This equation was published in the 1949 book The Mathematical Theory of Communication
, co-written by Claude Shannon and Warren Weaver. An elegant way to work out how efficient a code could be, it turned "information" from a vague word related to how much someone knew about something into a precise mathematical unit that could be measured, manipulated and transmitted. It was the start of the science of "information theory", a set of ideas that has allowed us to build the internet, digital computers and telecommunications systems. When anyone talks about the information revolution of the last few decades, it is Shannon's idea of information that they are talking about.

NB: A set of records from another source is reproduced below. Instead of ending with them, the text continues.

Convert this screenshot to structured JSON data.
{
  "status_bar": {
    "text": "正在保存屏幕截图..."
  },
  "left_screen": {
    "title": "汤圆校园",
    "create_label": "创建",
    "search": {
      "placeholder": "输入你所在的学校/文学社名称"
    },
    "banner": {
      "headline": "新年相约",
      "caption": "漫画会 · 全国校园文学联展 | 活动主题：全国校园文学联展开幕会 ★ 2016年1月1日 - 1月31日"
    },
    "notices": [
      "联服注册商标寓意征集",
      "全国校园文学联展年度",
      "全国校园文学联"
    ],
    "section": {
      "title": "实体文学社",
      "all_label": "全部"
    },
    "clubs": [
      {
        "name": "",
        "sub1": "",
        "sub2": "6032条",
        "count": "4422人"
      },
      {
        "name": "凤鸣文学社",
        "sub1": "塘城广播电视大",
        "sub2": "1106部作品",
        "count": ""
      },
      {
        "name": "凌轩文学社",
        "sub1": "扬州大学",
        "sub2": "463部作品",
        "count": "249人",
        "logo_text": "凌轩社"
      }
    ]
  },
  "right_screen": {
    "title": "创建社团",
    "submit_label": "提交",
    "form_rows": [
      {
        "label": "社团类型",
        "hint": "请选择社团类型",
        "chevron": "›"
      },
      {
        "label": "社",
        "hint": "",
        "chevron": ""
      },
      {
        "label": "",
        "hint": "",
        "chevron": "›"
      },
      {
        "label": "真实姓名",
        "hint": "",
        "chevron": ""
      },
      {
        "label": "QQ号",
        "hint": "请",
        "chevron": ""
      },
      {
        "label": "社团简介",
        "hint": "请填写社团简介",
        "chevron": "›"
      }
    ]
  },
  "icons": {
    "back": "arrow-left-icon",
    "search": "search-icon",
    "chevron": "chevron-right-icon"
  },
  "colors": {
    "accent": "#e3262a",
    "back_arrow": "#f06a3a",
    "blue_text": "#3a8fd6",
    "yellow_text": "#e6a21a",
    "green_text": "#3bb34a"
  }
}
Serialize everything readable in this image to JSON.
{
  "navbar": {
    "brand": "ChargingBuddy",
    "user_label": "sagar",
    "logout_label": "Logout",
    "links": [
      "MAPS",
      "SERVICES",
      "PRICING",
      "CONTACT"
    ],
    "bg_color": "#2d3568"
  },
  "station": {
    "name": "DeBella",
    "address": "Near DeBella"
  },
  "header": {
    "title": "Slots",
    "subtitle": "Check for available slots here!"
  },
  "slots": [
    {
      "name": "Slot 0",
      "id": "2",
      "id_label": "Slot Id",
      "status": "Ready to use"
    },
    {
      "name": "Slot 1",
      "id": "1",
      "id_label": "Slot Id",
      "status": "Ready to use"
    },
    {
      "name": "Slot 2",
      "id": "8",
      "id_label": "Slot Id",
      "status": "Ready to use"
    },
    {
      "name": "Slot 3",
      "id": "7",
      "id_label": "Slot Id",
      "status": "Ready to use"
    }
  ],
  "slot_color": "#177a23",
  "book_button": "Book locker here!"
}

Claude Shannon was a mathematician and electronic engineer working at Bell Labs in the US in the middle of the 20th century. His workplace was the celebrated research and development arm of the Bell Telephone Company, the US's main provider of telephone services until the 1980s when it was broken up because of its monopolistic position. During the second world war, Shannon worked on codes and methods of sending messages efficiently and securely over long distances, ideas that became the seeds for his information theory.
Before information theory, remote communication was done using analogue signals. Sending a message involved turning it into varying pulses of voltage along a wire, which could be measured at the other end and interpreted back into words. This is generally fine for short distances but, if you want to send something across an ocean, it becomes unusable. Every metre that an analogue electrical signal travels along a wire, it gets weaker and suffers more from random fluctuations, known as noise, in the materials around it. You could boost the signal at the outset, of course, but this will have the unwanted effect of also boosting the noise.
Information theory helped to get over this problem. In it, Shannon defined the units of information, the smallest possible chunks that cannot be divided any further, into what he called "bits" (short for binary digit), strings of which can be used to encode any message. The most widely used digital code in modern electronics is based around bits that can each have only one of two values: 0 or 1.